Kizil-kala, translated as a “Red Fortress,” lies 1.3 kilometres west of Toprak-kala. It has almost a square shape with towers on both sides. The walls reach 16 metres in height and have arrowshaped crenels. You can approach its entrance from the southeast using a ramp.

Initially the Kizil-kala Fortress was built in the late antiquity period (I–IV centuries A.D.) but after some time became derelict. It was restored again in the XII–XIII centuries on the threshold of the Mongol invasion.

Some scientists suggest that the Kizilkala Fortress was used as garrison barracks for military troops or as a landlord’s reinforced mansions typical of early medieval Khorezm.

The inner side of the Kizil-kala Fortress is well preserved. Tourists who visit its beautiful sites first enter into the second floor.

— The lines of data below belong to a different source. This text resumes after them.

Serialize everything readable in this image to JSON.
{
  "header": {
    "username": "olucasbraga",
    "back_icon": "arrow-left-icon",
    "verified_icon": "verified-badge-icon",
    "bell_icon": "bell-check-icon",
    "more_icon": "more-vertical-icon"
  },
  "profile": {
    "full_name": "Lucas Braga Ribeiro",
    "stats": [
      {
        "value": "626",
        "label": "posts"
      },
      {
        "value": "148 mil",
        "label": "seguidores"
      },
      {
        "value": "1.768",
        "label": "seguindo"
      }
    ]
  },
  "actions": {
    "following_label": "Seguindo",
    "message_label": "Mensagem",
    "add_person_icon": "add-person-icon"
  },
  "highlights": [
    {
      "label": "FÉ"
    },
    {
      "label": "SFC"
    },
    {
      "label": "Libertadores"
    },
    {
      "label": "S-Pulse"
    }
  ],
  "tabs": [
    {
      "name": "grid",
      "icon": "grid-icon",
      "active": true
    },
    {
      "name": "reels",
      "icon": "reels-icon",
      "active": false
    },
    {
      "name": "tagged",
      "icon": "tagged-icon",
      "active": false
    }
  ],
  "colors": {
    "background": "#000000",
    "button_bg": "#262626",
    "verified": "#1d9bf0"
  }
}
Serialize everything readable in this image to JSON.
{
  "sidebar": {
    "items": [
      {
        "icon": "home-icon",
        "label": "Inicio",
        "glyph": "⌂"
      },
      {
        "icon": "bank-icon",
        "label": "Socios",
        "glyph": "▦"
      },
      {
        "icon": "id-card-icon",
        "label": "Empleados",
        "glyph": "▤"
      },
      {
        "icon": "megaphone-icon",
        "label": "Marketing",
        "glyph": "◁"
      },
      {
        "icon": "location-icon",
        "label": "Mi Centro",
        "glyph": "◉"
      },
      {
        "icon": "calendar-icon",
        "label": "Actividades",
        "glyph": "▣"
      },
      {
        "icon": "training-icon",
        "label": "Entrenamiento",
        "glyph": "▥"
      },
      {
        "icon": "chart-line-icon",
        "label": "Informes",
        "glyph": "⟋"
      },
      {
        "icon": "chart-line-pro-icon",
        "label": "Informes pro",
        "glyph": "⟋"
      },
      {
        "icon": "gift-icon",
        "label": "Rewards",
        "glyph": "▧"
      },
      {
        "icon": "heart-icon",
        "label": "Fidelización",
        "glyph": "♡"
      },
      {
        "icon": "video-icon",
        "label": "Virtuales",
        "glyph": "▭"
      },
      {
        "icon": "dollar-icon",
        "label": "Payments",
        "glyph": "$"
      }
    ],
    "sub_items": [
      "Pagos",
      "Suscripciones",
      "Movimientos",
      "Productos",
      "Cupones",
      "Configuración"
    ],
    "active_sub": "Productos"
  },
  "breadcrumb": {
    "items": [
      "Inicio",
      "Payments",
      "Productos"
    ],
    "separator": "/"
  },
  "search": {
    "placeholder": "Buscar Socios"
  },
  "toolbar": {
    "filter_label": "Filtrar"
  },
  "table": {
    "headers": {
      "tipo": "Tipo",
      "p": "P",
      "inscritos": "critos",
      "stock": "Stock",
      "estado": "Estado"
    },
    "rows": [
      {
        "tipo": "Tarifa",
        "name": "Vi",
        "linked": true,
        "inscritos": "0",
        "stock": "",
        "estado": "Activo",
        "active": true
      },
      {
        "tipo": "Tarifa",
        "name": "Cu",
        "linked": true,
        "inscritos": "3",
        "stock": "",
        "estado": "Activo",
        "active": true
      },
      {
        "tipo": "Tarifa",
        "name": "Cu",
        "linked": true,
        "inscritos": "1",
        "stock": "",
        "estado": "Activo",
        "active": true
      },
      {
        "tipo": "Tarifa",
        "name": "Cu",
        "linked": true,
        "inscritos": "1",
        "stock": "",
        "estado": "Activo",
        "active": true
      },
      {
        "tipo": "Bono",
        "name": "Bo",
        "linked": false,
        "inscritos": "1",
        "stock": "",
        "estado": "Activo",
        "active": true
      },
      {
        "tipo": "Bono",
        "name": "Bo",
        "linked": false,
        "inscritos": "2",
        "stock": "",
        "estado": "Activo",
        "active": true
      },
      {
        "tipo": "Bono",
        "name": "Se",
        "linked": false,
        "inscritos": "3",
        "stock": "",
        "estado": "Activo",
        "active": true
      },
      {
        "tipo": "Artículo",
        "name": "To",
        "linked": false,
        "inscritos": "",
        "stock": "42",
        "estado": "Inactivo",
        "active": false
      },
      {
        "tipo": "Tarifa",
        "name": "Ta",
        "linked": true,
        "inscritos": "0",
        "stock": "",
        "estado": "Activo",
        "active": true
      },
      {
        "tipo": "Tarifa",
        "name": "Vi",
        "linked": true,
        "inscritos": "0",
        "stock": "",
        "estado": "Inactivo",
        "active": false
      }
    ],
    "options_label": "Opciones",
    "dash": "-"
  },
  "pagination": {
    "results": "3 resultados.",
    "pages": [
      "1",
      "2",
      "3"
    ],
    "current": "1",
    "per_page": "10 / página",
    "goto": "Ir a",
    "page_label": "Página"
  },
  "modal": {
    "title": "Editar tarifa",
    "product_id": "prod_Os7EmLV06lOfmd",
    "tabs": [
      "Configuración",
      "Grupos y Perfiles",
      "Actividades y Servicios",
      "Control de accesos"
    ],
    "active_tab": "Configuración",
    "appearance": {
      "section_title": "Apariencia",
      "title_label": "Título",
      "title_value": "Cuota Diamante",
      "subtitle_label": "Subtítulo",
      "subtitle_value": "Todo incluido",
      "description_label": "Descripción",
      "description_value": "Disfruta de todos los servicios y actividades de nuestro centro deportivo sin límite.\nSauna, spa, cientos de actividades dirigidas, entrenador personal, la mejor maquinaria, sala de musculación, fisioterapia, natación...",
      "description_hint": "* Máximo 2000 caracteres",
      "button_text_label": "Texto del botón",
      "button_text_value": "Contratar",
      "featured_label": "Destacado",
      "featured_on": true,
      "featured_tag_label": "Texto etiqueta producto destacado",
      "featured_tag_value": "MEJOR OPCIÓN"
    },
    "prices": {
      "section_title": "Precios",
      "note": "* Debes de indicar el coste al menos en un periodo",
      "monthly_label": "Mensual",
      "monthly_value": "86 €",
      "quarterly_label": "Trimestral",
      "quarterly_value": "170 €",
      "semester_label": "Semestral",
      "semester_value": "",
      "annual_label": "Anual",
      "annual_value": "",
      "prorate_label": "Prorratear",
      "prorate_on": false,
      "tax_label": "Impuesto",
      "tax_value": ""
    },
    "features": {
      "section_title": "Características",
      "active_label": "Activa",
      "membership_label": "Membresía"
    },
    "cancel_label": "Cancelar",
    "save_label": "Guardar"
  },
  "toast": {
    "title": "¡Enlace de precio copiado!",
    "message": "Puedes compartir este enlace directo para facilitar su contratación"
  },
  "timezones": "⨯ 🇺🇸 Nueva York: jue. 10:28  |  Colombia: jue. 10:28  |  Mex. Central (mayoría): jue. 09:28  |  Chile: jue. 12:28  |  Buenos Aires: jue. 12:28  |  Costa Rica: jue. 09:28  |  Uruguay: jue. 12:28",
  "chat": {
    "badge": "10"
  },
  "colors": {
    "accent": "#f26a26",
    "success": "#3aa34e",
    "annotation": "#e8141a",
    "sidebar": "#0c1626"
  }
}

Inquisitive locals often penetrated the basement of the fortress on their hands and knees hoping to find gold. However, most of the time they only ran into snakes, which sought shelter from the burning sun. This sparked a legend that the area below the fortress is full of gold but no one can retrieve it, because it is protected by a huge snake or a demon.